- Opening Delimiter -

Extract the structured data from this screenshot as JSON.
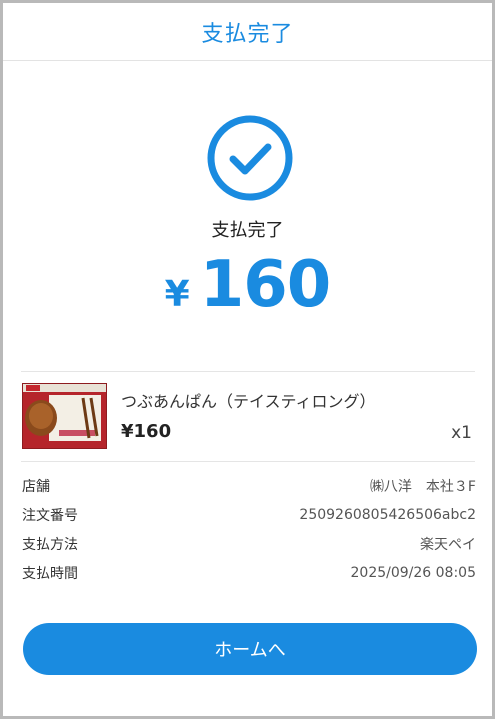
{
  "header": {
    "title": "支払完了"
  },
  "status": {
    "icon": "check-circle-icon",
    "text": "支払完了"
  },
  "payment": {
    "currency_symbol": "¥",
    "amount": "160"
  },
  "product": {
    "name": "つぶあんぱん（テイスティロング）",
    "price": "¥160",
    "quantity": "x1",
    "image": {
      "package_text": "つぶあんぱん",
      "brand": "ヤマザキ"
    }
  },
  "details": [
    {
      "label": "店舗",
      "value": "㈱八洋　本社３F"
    },
    {
      "label": "注文番号",
      "value": "2509260805426506abc2"
    },
    {
      "label": "支払方法",
      "value": "楽天ペイ"
    },
    {
      "label": "支払時間",
      "value": "2025/09/26 08:05"
    }
  ],
  "actions": {
    "home_label": "ホームへ"
  },
  "colors": {
    "accent": "#1a8be0",
    "product_package": "#b5252b"
  }
}
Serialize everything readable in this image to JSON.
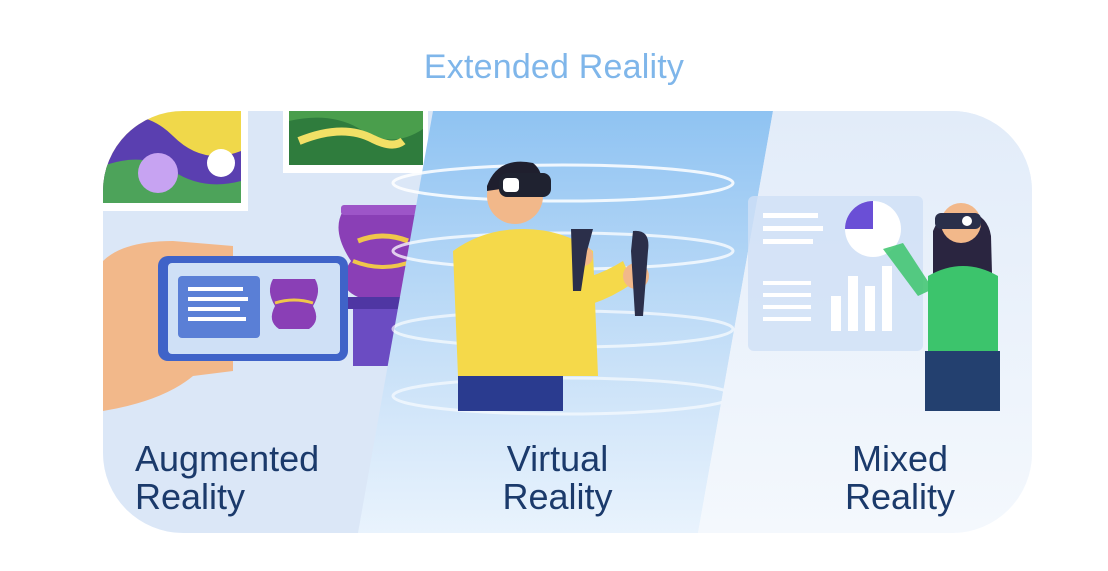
{
  "title": "Extended Reality",
  "panels": [
    {
      "line1": "Augmented",
      "line2": "Reality"
    },
    {
      "line1": "Virtual",
      "line2": "Reality"
    },
    {
      "line1": "Mixed",
      "line2": "Reality"
    }
  ],
  "colors": {
    "title": "#7fb6ea",
    "label": "#1b3a6b",
    "shirt_yellow": "#f5d94a",
    "shirt_green": "#3cc46c",
    "vase_purple": "#8a3fb6",
    "phone_blue": "#3f63c8"
  }
}
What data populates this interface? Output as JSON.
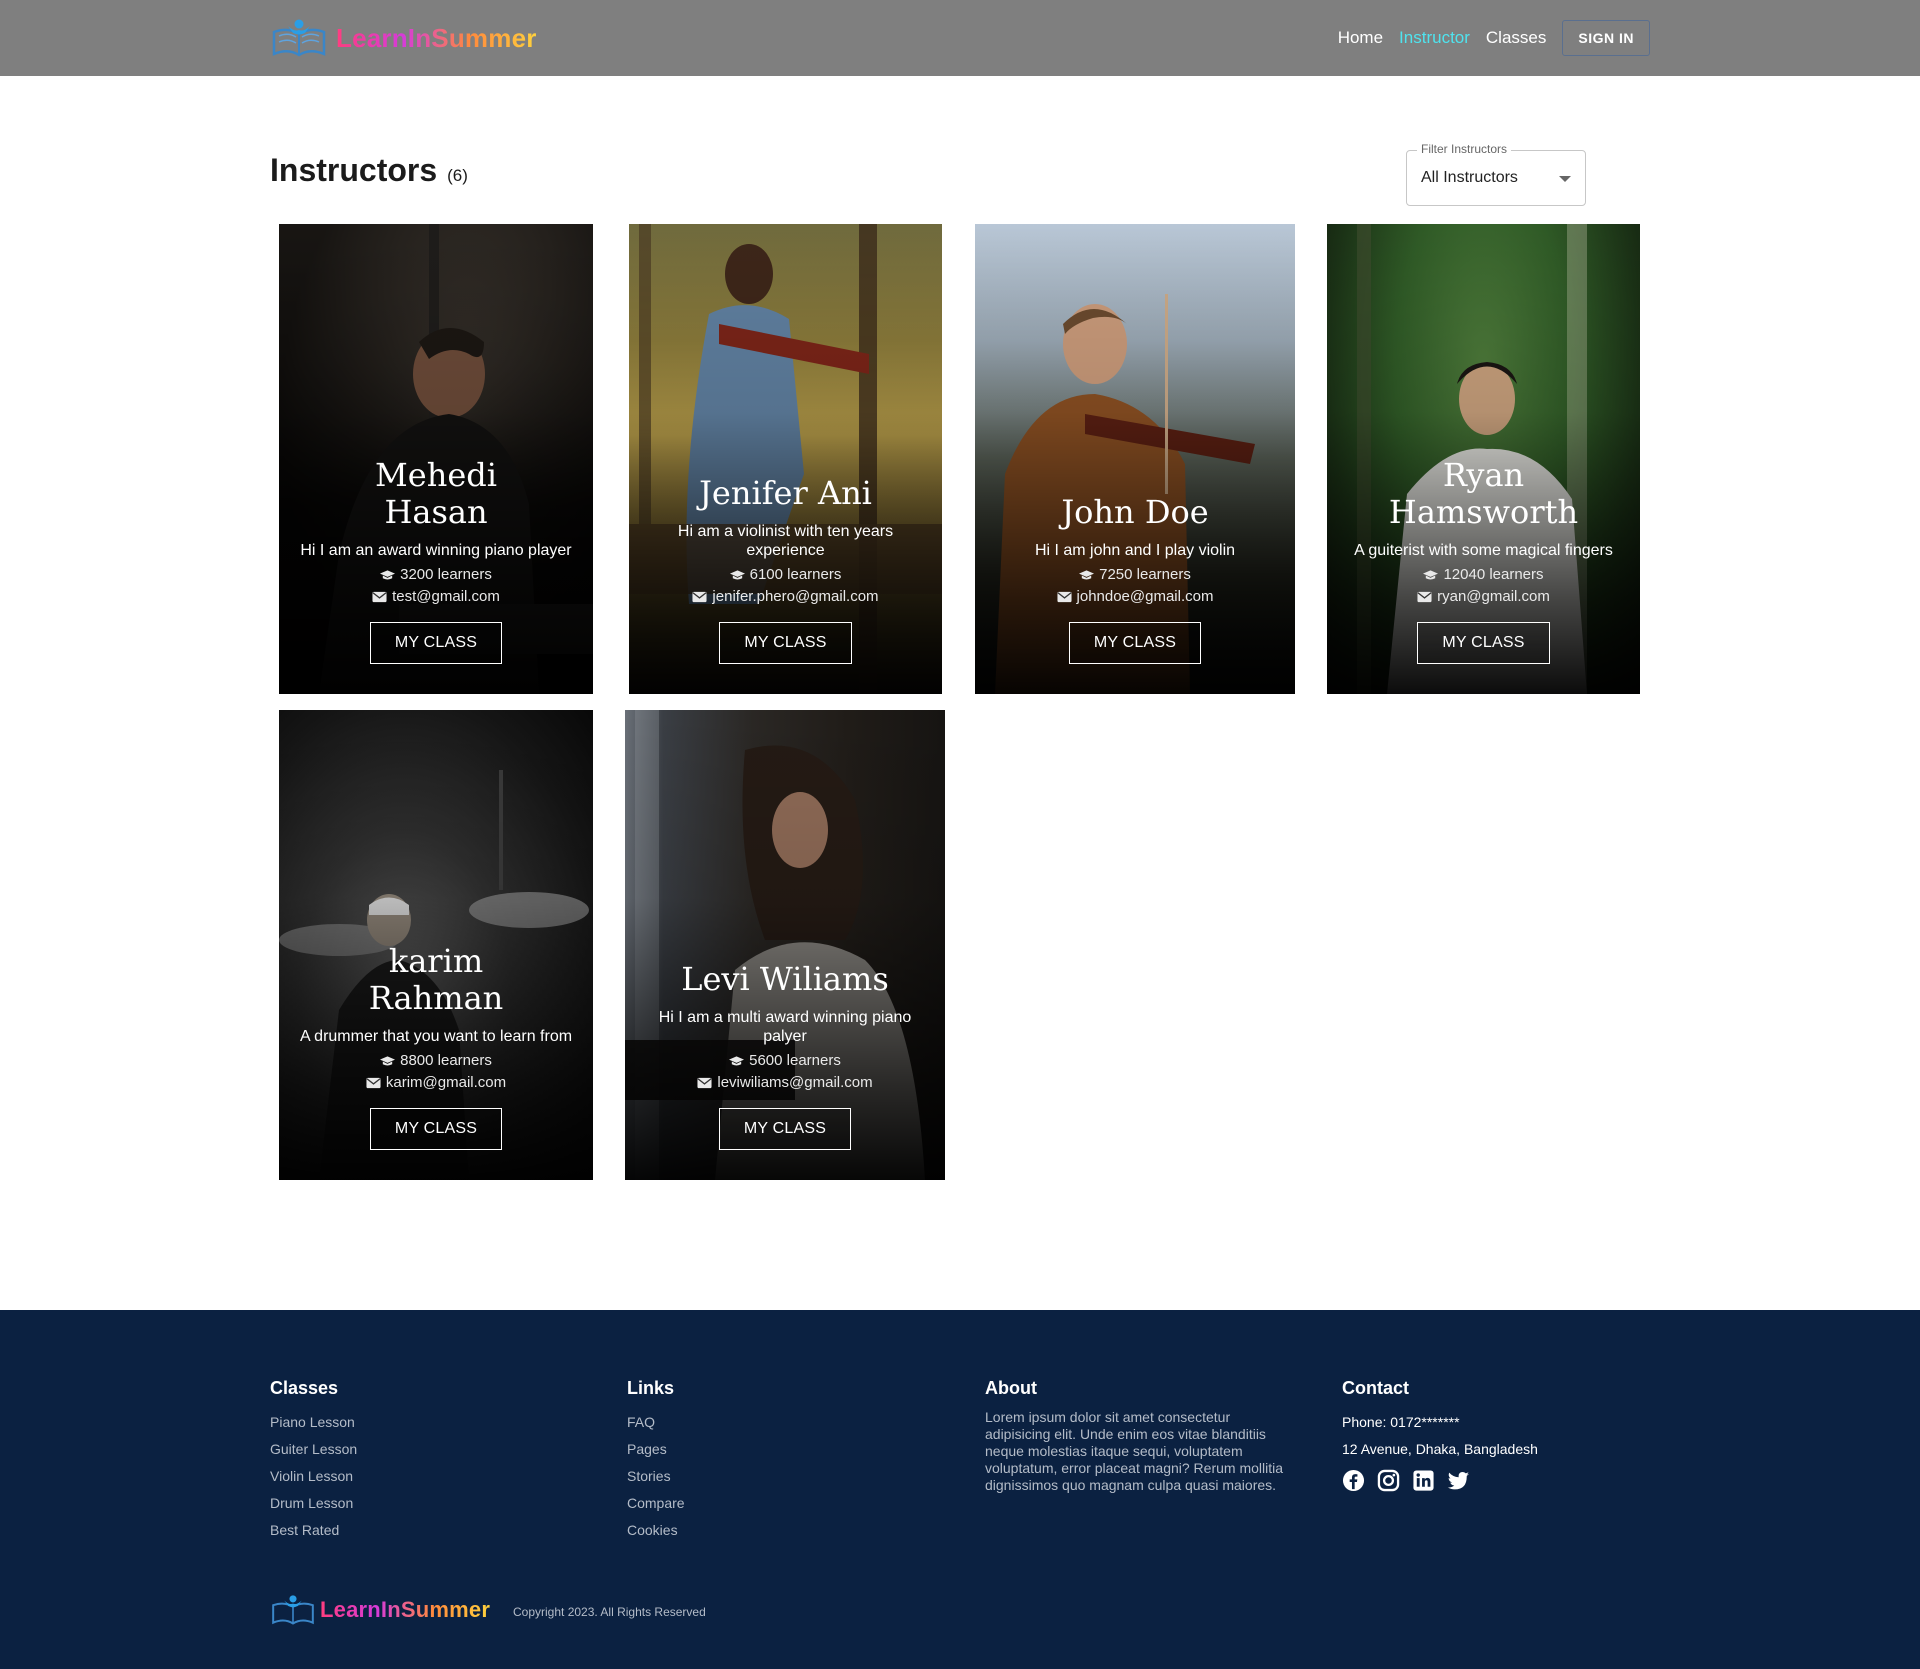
{
  "nav": {
    "brand": "LearnInSummer",
    "links": [
      "Home",
      "Instructor",
      "Classes"
    ],
    "sign_in": "SIGN IN"
  },
  "page": {
    "title": "Instructors",
    "count": "(6)"
  },
  "filter": {
    "label": "Filter Instructors",
    "value": "All Instructors"
  },
  "instructors": [
    {
      "name": "Mehedi Hasan",
      "bio": "Hi I am an award winning piano player",
      "learners": "3200 learners",
      "email": "test@gmail.com",
      "button": "MY CLASS"
    },
    {
      "name": "Jenifer Ani",
      "bio": "Hi am a violinist with ten years experience",
      "learners": "6100 learners",
      "email": "jenifer.phero@gmail.com",
      "button": "MY CLASS"
    },
    {
      "name": "John Doe",
      "bio": "Hi I am john and I play violin",
      "learners": "7250 learners",
      "email": "johndoe@gmail.com",
      "button": "MY CLASS"
    },
    {
      "name": "Ryan Hamsworth",
      "bio": "A guiterist with some magical fingers",
      "learners": "12040 learners",
      "email": "ryan@gmail.com",
      "button": "MY CLASS"
    },
    {
      "name": "karim Rahman",
      "bio": "A drummer that you want to learn from",
      "learners": "8800 learners",
      "email": "karim@gmail.com",
      "button": "MY CLASS"
    },
    {
      "name": "Levi Wiliams",
      "bio": "Hi I am a multi award winning piano palyer",
      "learners": "5600 learners",
      "email": "leviwiliams@gmail.com",
      "button": "MY CLASS"
    }
  ],
  "footer": {
    "classes": {
      "title": "Classes",
      "items": [
        "Piano Lesson",
        "Guiter Lesson",
        "Violin Lesson",
        "Drum Lesson",
        "Best Rated"
      ]
    },
    "links": {
      "title": "Links",
      "items": [
        "FAQ",
        "Pages",
        "Stories",
        "Compare",
        "Cookies"
      ]
    },
    "about": {
      "title": "About",
      "text": "Lorem ipsum dolor sit amet consectetur adipisicing elit. Unde enim eos vitae blanditiis neque molestias itaque sequi, voluptatem voluptatum, error placeat magni? Rerum mollitia dignissimos quo magnam culpa quasi maiores."
    },
    "contact": {
      "title": "Contact",
      "phone": "Phone: 0172*******",
      "address": "12 Avenue, Dhaka, Bangladesh",
      "socials": [
        "facebook-icon",
        "instagram-icon",
        "linkedin-icon",
        "twitter-icon"
      ]
    },
    "brand": "LearnInSummer",
    "copyright": "Copyright 2023. All Rights Reserved"
  },
  "colors": {
    "navbar": "#7f7f7f",
    "active_link": "#4fe3ee",
    "footer": "#0b2141"
  }
}
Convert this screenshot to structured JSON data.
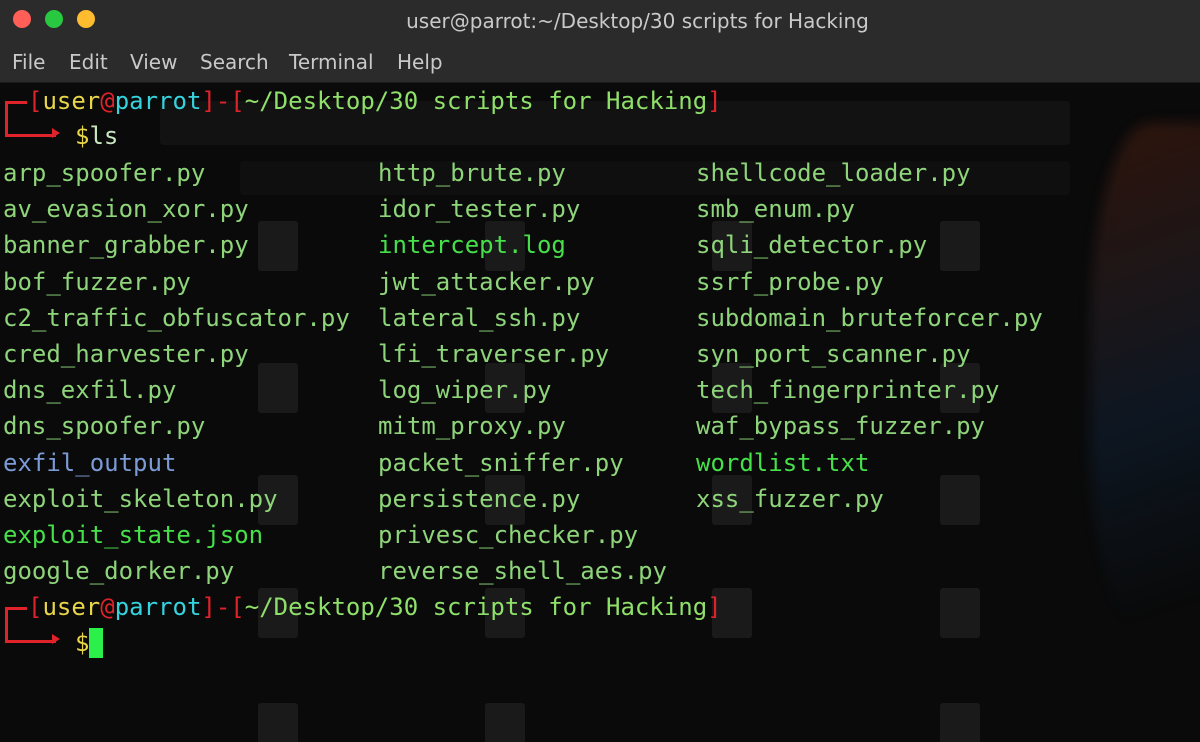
{
  "window": {
    "title": "user@parrot:~/Desktop/30 scripts for Hacking",
    "buttons": {
      "close_color": "#ff5f57",
      "minimize_color": "#28c840",
      "maximize_color": "#febc2e"
    }
  },
  "menu": [
    "File",
    "Edit",
    "View",
    "Search",
    "Terminal",
    "Help"
  ],
  "prompt": {
    "user": "user",
    "at": "@",
    "host": "parrot",
    "path": "~/Desktop/30 scripts for Hacking",
    "symbol": "$"
  },
  "command": "ls",
  "files": {
    "col1": [
      {
        "name": "arp_spoofer.py",
        "type": "script"
      },
      {
        "name": "av_evasion_xor.py",
        "type": "script"
      },
      {
        "name": "banner_grabber.py",
        "type": "script"
      },
      {
        "name": "bof_fuzzer.py",
        "type": "script"
      },
      {
        "name": "c2_traffic_obfuscator.py",
        "type": "script"
      },
      {
        "name": "cred_harvester.py",
        "type": "script"
      },
      {
        "name": "dns_exfil.py",
        "type": "script"
      },
      {
        "name": "dns_spoofer.py",
        "type": "script"
      },
      {
        "name": "exfil_output",
        "type": "directory"
      },
      {
        "name": "exploit_skeleton.py",
        "type": "script"
      },
      {
        "name": "exploit_state.json",
        "type": "data"
      },
      {
        "name": "google_dorker.py",
        "type": "script"
      }
    ],
    "col2": [
      {
        "name": "http_brute.py",
        "type": "script"
      },
      {
        "name": "idor_tester.py",
        "type": "script"
      },
      {
        "name": "intercept.log",
        "type": "data"
      },
      {
        "name": "jwt_attacker.py",
        "type": "script"
      },
      {
        "name": "lateral_ssh.py",
        "type": "script"
      },
      {
        "name": "lfi_traverser.py",
        "type": "script"
      },
      {
        "name": "log_wiper.py",
        "type": "script"
      },
      {
        "name": "mitm_proxy.py",
        "type": "script"
      },
      {
        "name": "packet_sniffer.py",
        "type": "script"
      },
      {
        "name": "persistence.py",
        "type": "script"
      },
      {
        "name": "privesc_checker.py",
        "type": "script"
      },
      {
        "name": "reverse_shell_aes.py",
        "type": "script"
      }
    ],
    "col3": [
      {
        "name": "shellcode_loader.py",
        "type": "script"
      },
      {
        "name": "smb_enum.py",
        "type": "script"
      },
      {
        "name": "sqli_detector.py",
        "type": "script"
      },
      {
        "name": "ssrf_probe.py",
        "type": "script"
      },
      {
        "name": "subdomain_bruteforcer.py",
        "type": "script"
      },
      {
        "name": "syn_port_scanner.py",
        "type": "script"
      },
      {
        "name": "tech_fingerprinter.py",
        "type": "script"
      },
      {
        "name": "waf_bypass_fuzzer.py",
        "type": "script"
      },
      {
        "name": "wordlist.txt",
        "type": "data"
      },
      {
        "name": "xss_fuzzer.py",
        "type": "script"
      }
    ]
  },
  "colors": {
    "script": "#8ed47a",
    "directory": "#7b9bd6",
    "data": "#46e04a",
    "prompt_bracket": "#e0222a",
    "prompt_user": "#e8d648",
    "prompt_host": "#35d3de",
    "cursor": "#2bf04a"
  }
}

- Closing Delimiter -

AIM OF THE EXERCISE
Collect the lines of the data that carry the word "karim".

RESPONSE TO THE EXERCISE
      "name": "karim Rahman",
      "email": "karim@gmail.com",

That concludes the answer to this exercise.